▶ WORK ITEM
Filter the listing below, please, and copy only the lines with the word "angle".
⁂
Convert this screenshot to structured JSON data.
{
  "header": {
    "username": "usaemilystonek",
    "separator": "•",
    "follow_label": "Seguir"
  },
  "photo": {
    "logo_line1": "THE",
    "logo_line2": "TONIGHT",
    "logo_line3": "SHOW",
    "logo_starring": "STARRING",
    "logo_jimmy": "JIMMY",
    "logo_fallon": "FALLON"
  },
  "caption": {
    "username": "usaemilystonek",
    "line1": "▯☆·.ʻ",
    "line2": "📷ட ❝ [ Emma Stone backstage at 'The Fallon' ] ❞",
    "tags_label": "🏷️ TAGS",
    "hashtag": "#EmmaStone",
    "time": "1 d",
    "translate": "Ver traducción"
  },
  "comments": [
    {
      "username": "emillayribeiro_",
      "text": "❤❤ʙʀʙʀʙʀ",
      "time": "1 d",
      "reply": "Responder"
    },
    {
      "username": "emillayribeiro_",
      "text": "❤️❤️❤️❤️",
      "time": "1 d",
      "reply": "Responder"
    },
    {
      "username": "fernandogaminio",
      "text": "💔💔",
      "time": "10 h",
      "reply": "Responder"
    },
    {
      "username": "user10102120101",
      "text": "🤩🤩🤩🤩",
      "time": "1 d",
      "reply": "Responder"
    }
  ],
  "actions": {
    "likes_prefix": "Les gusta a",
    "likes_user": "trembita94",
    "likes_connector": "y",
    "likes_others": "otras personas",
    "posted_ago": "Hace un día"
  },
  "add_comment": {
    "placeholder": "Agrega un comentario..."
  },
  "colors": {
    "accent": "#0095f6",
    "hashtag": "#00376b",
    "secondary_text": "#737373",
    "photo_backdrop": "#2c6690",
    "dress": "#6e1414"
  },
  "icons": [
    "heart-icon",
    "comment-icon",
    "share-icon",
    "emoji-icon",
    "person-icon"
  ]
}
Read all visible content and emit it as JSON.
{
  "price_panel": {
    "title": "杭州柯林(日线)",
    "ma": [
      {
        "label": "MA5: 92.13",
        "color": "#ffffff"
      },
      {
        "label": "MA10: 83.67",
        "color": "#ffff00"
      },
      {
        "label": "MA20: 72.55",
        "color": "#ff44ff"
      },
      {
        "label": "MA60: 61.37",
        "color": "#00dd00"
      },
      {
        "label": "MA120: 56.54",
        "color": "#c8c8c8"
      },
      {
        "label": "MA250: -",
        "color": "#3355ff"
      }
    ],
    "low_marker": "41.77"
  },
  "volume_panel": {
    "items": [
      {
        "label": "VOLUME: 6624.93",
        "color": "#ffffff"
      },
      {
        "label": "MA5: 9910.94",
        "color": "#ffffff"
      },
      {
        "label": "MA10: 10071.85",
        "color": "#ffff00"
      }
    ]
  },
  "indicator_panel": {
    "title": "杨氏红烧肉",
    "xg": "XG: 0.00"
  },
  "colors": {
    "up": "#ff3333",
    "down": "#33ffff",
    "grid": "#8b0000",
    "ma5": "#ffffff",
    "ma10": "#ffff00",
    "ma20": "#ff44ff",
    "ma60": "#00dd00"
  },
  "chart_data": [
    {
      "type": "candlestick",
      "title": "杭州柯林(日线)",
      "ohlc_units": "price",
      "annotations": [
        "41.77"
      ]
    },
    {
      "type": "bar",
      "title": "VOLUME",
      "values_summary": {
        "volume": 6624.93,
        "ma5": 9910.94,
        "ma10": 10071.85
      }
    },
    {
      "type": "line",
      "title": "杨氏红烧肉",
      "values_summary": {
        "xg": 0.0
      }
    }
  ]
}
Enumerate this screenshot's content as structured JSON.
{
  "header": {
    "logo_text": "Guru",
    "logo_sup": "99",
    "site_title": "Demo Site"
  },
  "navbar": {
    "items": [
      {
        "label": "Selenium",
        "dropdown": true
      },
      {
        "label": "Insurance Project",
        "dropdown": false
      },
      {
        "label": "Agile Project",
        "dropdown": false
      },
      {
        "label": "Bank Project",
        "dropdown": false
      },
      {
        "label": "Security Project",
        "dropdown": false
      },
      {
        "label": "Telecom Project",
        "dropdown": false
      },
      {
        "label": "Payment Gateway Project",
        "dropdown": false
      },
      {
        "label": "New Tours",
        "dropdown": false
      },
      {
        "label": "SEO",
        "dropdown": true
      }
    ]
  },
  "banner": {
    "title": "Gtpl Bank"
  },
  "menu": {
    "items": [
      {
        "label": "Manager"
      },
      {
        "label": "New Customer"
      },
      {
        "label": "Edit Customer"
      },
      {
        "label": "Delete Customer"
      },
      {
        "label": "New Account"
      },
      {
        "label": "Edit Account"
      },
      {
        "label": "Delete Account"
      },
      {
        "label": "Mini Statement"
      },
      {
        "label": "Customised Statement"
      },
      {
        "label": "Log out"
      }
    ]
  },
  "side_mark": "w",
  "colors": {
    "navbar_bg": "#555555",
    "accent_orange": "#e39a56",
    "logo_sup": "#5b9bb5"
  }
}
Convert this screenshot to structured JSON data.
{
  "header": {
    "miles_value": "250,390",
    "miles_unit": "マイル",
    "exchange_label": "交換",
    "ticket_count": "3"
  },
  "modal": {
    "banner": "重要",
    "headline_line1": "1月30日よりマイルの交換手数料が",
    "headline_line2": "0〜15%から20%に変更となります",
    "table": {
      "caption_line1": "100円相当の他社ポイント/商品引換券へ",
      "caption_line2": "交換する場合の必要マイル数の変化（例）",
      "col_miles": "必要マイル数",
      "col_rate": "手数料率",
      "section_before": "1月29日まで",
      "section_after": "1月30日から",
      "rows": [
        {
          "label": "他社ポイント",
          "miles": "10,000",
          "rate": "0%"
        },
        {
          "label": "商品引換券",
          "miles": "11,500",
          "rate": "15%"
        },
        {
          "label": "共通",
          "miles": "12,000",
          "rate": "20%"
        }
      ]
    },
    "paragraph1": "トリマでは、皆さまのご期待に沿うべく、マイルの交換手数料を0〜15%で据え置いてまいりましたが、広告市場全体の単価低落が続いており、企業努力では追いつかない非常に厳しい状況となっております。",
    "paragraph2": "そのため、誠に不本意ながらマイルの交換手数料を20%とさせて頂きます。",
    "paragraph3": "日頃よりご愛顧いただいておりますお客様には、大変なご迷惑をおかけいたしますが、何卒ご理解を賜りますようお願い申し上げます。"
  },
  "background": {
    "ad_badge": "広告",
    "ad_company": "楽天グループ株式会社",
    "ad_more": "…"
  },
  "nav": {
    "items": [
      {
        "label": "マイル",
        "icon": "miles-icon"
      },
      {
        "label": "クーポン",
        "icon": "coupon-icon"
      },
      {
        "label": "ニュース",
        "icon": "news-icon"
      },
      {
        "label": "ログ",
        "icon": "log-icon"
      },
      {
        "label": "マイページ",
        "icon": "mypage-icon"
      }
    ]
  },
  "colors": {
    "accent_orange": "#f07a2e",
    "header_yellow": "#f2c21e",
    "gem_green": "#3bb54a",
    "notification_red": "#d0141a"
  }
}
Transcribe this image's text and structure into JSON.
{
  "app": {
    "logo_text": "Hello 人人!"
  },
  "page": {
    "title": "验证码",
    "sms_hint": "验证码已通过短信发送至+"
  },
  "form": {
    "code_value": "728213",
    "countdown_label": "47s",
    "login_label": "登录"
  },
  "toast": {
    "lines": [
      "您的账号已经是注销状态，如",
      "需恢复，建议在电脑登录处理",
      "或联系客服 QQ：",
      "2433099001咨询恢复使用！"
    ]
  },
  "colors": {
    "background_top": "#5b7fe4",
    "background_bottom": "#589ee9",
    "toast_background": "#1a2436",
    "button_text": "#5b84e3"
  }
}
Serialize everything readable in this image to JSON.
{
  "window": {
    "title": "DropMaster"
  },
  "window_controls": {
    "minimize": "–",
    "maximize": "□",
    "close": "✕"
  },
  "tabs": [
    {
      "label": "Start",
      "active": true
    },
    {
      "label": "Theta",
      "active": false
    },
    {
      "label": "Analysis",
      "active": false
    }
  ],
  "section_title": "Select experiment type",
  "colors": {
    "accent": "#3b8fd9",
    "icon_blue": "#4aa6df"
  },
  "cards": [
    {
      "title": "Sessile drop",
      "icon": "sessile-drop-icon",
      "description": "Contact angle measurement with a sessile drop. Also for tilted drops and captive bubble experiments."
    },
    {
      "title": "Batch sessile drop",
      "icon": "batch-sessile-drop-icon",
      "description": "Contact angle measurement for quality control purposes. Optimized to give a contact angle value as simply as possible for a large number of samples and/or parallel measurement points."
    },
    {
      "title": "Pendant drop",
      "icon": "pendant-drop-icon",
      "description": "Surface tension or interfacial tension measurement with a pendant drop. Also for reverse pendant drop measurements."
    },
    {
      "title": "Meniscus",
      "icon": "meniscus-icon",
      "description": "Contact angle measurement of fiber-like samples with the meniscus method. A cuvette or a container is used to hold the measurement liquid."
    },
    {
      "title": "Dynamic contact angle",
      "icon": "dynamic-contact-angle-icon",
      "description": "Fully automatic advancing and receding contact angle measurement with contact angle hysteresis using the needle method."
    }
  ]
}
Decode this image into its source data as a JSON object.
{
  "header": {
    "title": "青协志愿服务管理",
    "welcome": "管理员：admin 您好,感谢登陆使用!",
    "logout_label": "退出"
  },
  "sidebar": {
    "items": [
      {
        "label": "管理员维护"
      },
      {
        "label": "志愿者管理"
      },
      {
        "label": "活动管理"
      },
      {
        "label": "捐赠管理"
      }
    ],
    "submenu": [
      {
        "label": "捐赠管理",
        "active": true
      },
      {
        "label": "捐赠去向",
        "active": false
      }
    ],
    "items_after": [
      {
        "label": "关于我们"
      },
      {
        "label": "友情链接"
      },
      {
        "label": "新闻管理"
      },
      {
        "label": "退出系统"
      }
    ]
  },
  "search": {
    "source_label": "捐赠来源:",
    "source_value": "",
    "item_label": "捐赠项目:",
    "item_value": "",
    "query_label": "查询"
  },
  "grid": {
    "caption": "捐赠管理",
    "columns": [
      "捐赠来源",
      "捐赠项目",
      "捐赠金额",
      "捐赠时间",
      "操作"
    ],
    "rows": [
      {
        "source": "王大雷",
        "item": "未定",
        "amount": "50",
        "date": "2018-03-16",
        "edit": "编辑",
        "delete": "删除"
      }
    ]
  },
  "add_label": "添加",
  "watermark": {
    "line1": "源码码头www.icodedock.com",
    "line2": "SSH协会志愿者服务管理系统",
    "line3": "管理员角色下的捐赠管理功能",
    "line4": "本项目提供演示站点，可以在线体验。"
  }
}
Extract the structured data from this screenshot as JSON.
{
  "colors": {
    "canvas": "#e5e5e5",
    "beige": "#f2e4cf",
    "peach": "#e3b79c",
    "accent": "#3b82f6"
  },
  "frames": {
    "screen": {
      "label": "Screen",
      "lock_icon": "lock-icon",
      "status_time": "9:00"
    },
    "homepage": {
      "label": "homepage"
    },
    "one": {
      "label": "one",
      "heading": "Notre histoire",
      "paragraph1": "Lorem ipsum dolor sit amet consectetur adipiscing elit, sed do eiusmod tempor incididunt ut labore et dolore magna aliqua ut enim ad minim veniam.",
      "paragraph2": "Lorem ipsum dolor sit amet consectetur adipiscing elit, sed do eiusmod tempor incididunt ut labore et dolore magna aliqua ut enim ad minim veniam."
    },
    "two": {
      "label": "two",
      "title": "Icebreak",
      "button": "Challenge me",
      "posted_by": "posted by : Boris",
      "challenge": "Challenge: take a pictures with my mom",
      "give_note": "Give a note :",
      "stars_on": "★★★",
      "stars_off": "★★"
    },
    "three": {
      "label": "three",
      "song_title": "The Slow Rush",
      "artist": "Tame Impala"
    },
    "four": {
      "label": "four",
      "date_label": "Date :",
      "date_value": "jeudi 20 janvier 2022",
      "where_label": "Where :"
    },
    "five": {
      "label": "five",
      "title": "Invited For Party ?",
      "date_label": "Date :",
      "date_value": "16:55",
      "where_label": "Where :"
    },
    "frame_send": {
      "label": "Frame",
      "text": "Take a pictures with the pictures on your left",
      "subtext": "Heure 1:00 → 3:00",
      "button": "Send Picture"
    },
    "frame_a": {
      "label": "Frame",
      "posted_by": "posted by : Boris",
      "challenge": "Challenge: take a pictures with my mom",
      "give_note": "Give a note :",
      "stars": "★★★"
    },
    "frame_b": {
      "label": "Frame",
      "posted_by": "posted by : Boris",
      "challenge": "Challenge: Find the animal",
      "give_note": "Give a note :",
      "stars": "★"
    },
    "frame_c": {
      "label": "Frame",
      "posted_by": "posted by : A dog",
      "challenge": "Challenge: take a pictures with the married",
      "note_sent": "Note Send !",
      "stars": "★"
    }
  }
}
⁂
▶ SOLUTION TO THE EXERCISE
      "description": "Contact angle measurement with a sessile drop. Also for tilted drops and captive bubble experiments."
      "description": "Contact angle measurement for quality control purposes. Optimized to give a contact angle value as simply as possible for a large number of samples and/or parallel measurement points."
      "description": "Contact angle measurement of fiber-like samples with the meniscus method. A cuvette or a container is used to hold the measurement liquid."
      "title": "Dynamic contact angle",
      "icon": "dynamic-contact-angle-icon",
      "description": "Fully automatic advancing and receding contact angle measurement with contact angle hysteresis using the needle method."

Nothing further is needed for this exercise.